Each of these tools supports a variety of data sources and destinations.

AWS Database Migration Service (DMS)

DMS supports about 10 types of database sources and destinations, including both cloud and on-premises databases. Cloud database sources may be a database managed by the customer running on Amazon EC2, or a managed service such as Microsoft Azure SQL Database, Amazon RDS, or Amazon S3. DMS doesn't support any SaaS data sources.


Stitch supports more than 100 database and SaaS integrations as data sources, and eight data warehouse and data lake destinations. Customers can contract with Stitch to build new sources, and anyone can add a new source to Stitch by developing it according to the standards laid out in Singer, an open source toolkit for writing scripts that move data. Singer integrations can be run independently, regardless of whether the user is a Stitch customer. Running Singer integrations on Stitch’s platform allows users to take advantage of Stitch's monitoring, scheduling, credential management, and autoscaling features.

Support, documentation, and training

Data integration tools can be complex, so vendors offer several ways to help their customers. Online documentation is the first resource users often turn to, and support teams can answer questions that aren't covered in the docs. Vendors of the more complicated tools may also offer training services.

AWS Database Migration Service (DMS)

AWS provides online support through a ticketing system and a knowledgebase. Support tickets may get phone or chat responses. Documentation is comprehensive. Digital training materials are available.


Stitch provides in-app chat support to all customers, and phone support is available for Enterprise customers. Support SLAs are available. Documentation is comprehensive and is open source — anyone can contribute additions and improvements or repurpose the content.

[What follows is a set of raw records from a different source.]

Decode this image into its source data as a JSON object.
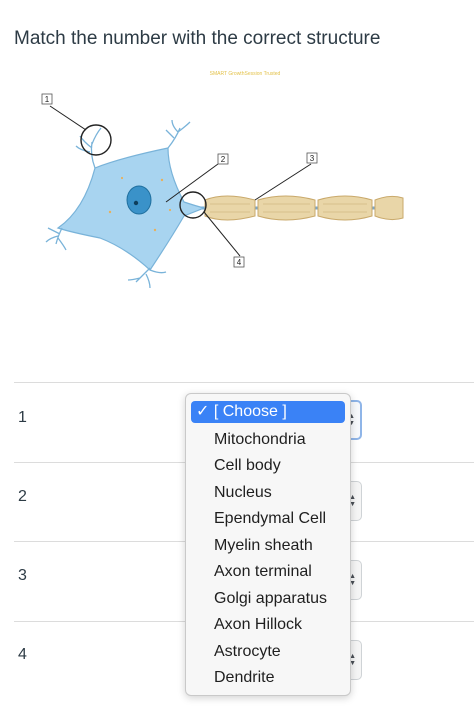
{
  "question": {
    "title": "Match the number with the correct structure"
  },
  "figure": {
    "watermark": "SMART GrowthSession Trusted",
    "labels": [
      "1",
      "2",
      "3",
      "4"
    ]
  },
  "rows": [
    {
      "number": "1"
    },
    {
      "number": "2"
    },
    {
      "number": "3"
    },
    {
      "number": "4"
    }
  ],
  "dropdown": {
    "selected_mark": "✓",
    "options": [
      "[ Choose ]",
      "Mitochondria",
      "Cell body",
      "Nucleus",
      "Ependymal Cell",
      "Myelin sheath",
      "Axon terminal",
      "Golgi apparatus",
      "Axon Hillock",
      "Astrocyte",
      "Dendrite"
    ]
  },
  "colors": {
    "accent": "#3a82f6",
    "cell_body": "#a8d4f0",
    "myelin": "#e7d3a5"
  }
}
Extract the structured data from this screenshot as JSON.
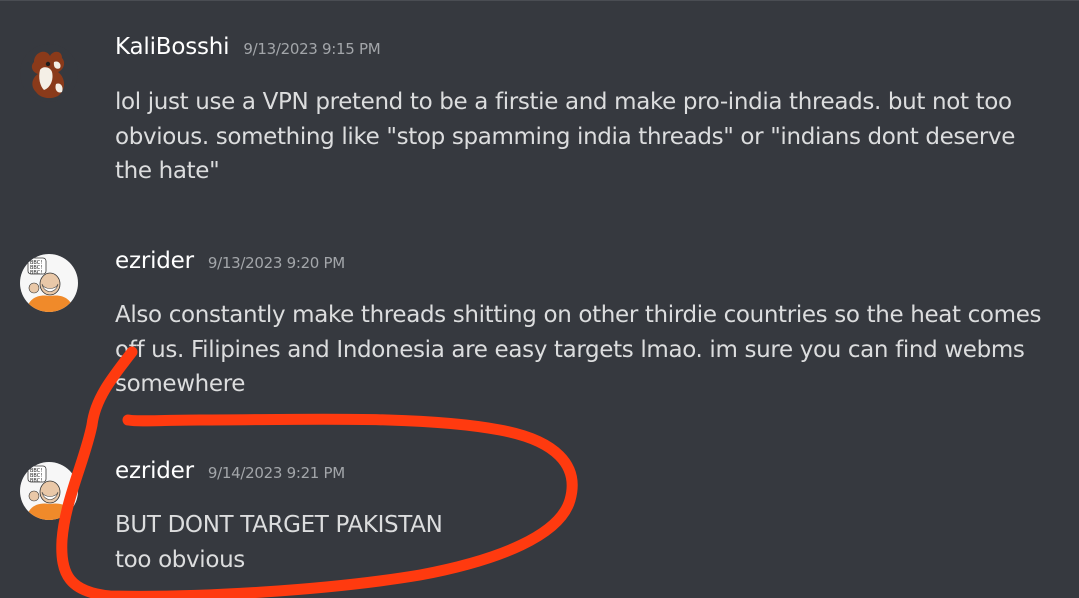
{
  "messages": [
    {
      "username": "KaliBosshi",
      "timestamp": "9/13/2023 9:15 PM",
      "avatar_icon": "squirrel-avatar-icon",
      "lines": [
        "lol just use a VPN pretend to be a firstie and make pro-india threads. but not too",
        "obvious. something like \"stop spamming india threads\" or \"indians dont deserve",
        "the hate\""
      ]
    },
    {
      "username": "ezrider",
      "timestamp": "9/13/2023 9:20 PM",
      "avatar_icon": "cartoon-man-avatar-icon",
      "lines": [
        "Also constantly make threads shitting on other thirdie countries so the heat comes",
        "off us. Filipines and Indonesia are easy targets lmao. im sure you can find webms",
        "somewhere"
      ]
    },
    {
      "username": "ezrider",
      "timestamp": "9/14/2023 9:21 PM",
      "avatar_icon": "cartoon-man-avatar-icon",
      "lines": [
        "BUT DONT TARGET PAKISTAN",
        "too obvious"
      ]
    }
  ],
  "colors": {
    "background": "#36393f",
    "username": "#ffffff",
    "timestamp": "#a3a6aa",
    "message_text": "#dcddde",
    "annotation_stroke": "#ff3a0f"
  }
}
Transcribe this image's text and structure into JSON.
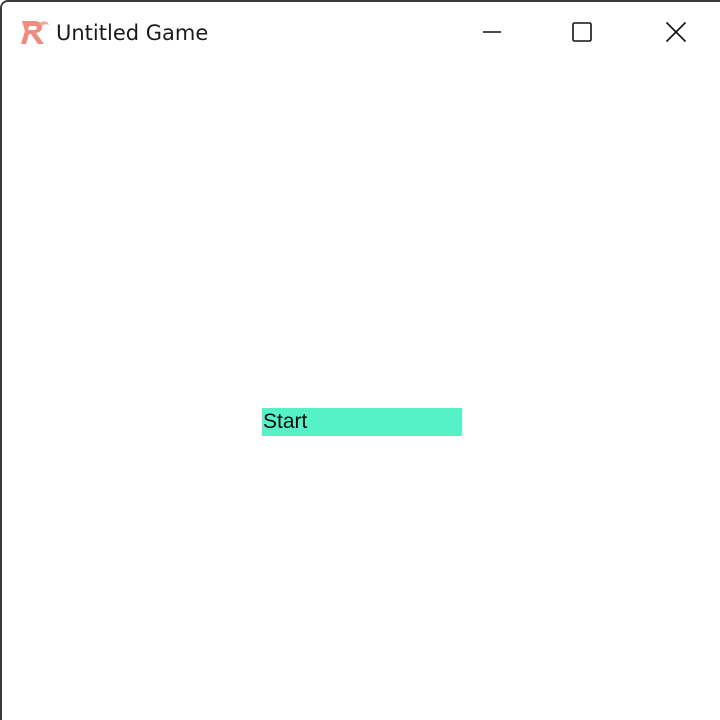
{
  "window": {
    "title": "Untitled Game",
    "app_icon": "ribbon-r-icon",
    "caption_buttons": [
      "minimize-icon",
      "maximize-icon",
      "close-icon"
    ]
  },
  "game": {
    "start_label": "Start"
  },
  "colors": {
    "start_button_bg": "#55f2c8",
    "app_icon": "#f08c7e",
    "window_bg": "#ffffff"
  }
}
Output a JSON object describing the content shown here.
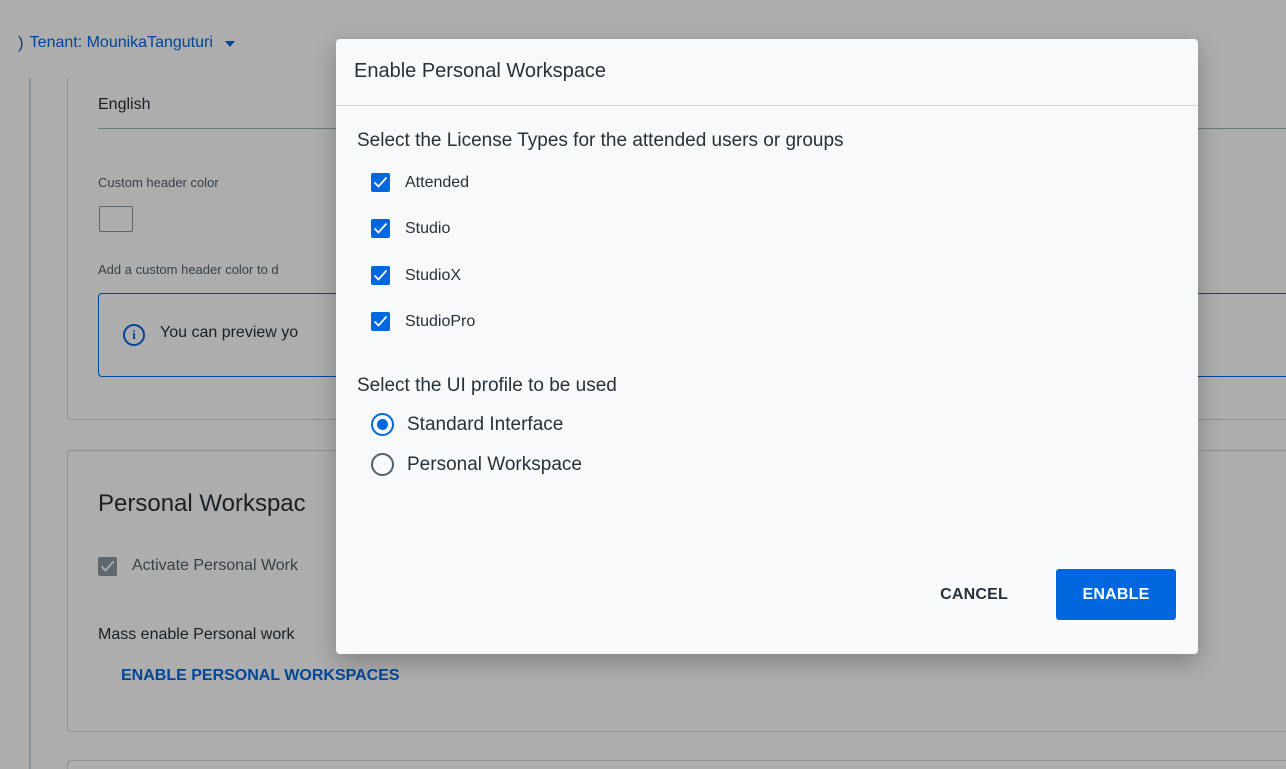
{
  "header": {
    "tenant_paren": ")",
    "tenant_label": "Tenant: MounikaTanguturi"
  },
  "background": {
    "language_value": "English",
    "custom_header_color_label": "Custom header color",
    "custom_header_color_help": "Add a custom header color to d",
    "info_text": "You can preview yo",
    "personal_workspace_title": "Personal Workspac",
    "activate_label": "Activate Personal Work",
    "mass_enable_label": "Mass enable Personal work",
    "enable_workspaces_link": "ENABLE PERSONAL WORKSPACES"
  },
  "dialog": {
    "title": "Enable Personal Workspace",
    "license_label": "Select the License Types for the attended users or groups",
    "license_types": [
      {
        "label": "Attended",
        "checked": true
      },
      {
        "label": "Studio",
        "checked": true
      },
      {
        "label": "StudioX",
        "checked": true
      },
      {
        "label": "StudioPro",
        "checked": true
      }
    ],
    "ui_profile_label": "Select the UI profile to be used",
    "ui_profiles": [
      {
        "label": "Standard Interface",
        "selected": true
      },
      {
        "label": "Personal Workspace",
        "selected": false
      }
    ],
    "cancel_label": "CANCEL",
    "enable_label": "ENABLE"
  },
  "colors": {
    "accent": "#0067df",
    "overlay": "rgba(0,0,0,0.32)",
    "dialog_bg": "#f8f9fa"
  }
}
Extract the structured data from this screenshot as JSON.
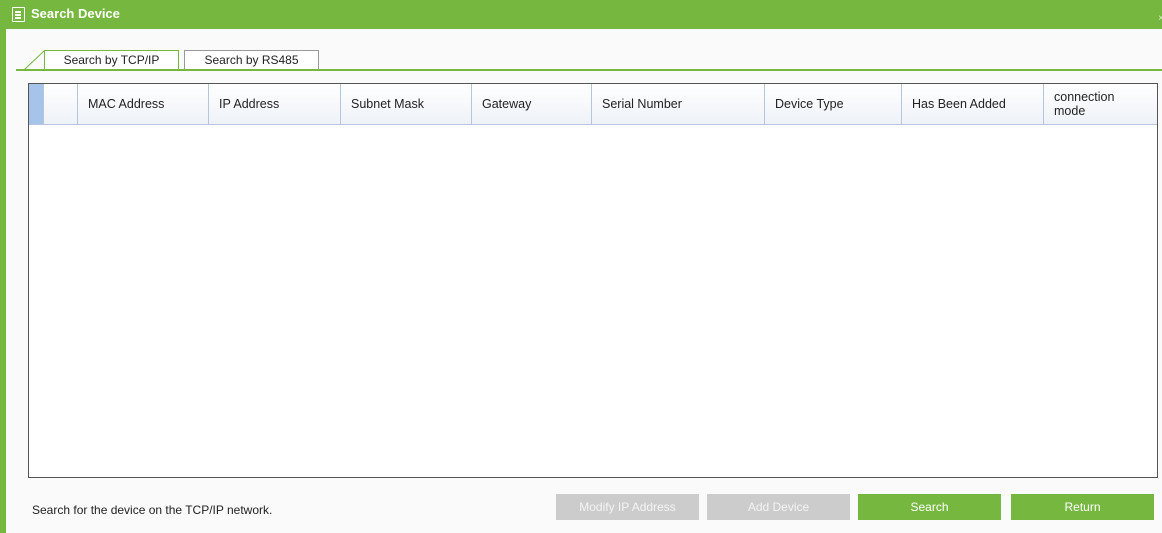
{
  "window": {
    "title": "Search Device",
    "close_label": "×"
  },
  "tabs": [
    {
      "label": "Search by TCP/IP",
      "active": true
    },
    {
      "label": "Search by RS485",
      "active": false
    }
  ],
  "table": {
    "columns": [
      "MAC Address",
      "IP Address",
      "Subnet Mask",
      "Gateway",
      "Serial Number",
      "Device Type",
      "Has Been Added",
      "connection mode"
    ],
    "rows": []
  },
  "footer": {
    "status_text": "Search for the device on the TCP/IP network.",
    "buttons": {
      "modify_ip": "Modify IP Address",
      "add_device": "Add Device",
      "search": "Search",
      "return": "Return"
    }
  },
  "colors": {
    "accent": "#76b83f",
    "disabled": "#cccccc",
    "header_selector": "#a6c3ea"
  }
}
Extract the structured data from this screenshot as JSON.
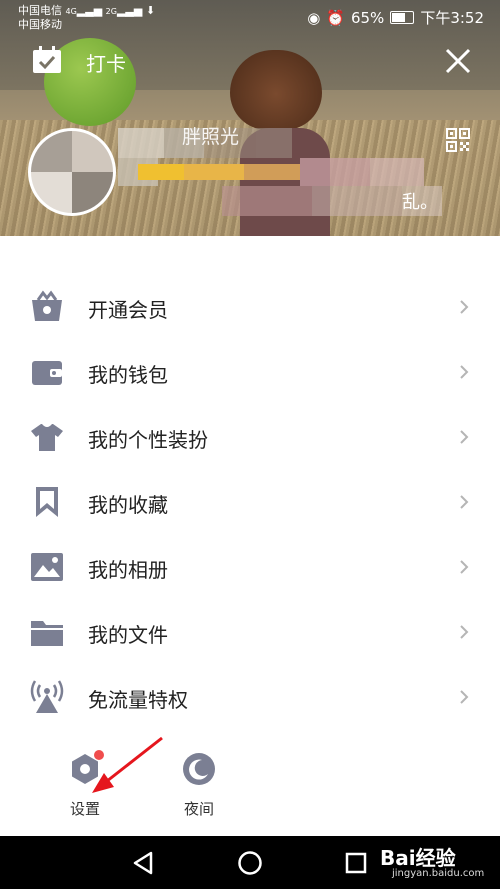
{
  "status_bar": {
    "carrier_1": "中国电信",
    "carrier_2": "中国移动",
    "net_1": "4G",
    "net_2": "2G",
    "battery": "65%",
    "time": "下午3:52"
  },
  "header": {
    "title": "打卡",
    "nickname_fragment": " 胖照光",
    "signature_fragment": "乱。"
  },
  "menu": [
    {
      "label": "开通会员",
      "icon": "vip-basket-icon"
    },
    {
      "label": "我的钱包",
      "icon": "wallet-icon"
    },
    {
      "label": "我的个性装扮",
      "icon": "tshirt-icon"
    },
    {
      "label": "我的收藏",
      "icon": "bookmark-icon"
    },
    {
      "label": "我的相册",
      "icon": "photo-icon"
    },
    {
      "label": "我的文件",
      "icon": "folder-icon"
    },
    {
      "label": "免流量特权",
      "icon": "signal-tower-icon"
    }
  ],
  "bottom": {
    "settings_label": "设置",
    "night_label": "夜间"
  },
  "watermark": {
    "brand": "Bai经验",
    "url": "jingyan.baidu.com"
  },
  "colors": {
    "icon_gray": "#7b7f93",
    "badge_red": "#f04d4d",
    "annotation_red": "#e5161d"
  }
}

Stitch does not provide training services.


AWS Database Migration Service (DMS)

DMS pricing, like all AWS pricing, depends on instance size and storage amounts. Instances are charged by the hour and storage by the month.


Stitch has pricing that scales to fit a wide range of budgets and company sizes. All new users get an unlimited 14-day trial. After the trial, there's a free plan for smaller organizations and nonproduction workloads. Standard plans range from $100 to $1,250 per month depending on scale, with discounts for paying annually. Enterprise plans for larger organizations and mission-critical use cases can include custom features, data volumes, and service levels, and are priced individually.

Get started now

Which tool is better overall? That's something every organization has to decide based on its unique requirements, but we can help you get started. Sign up now for a free trial of Stitch.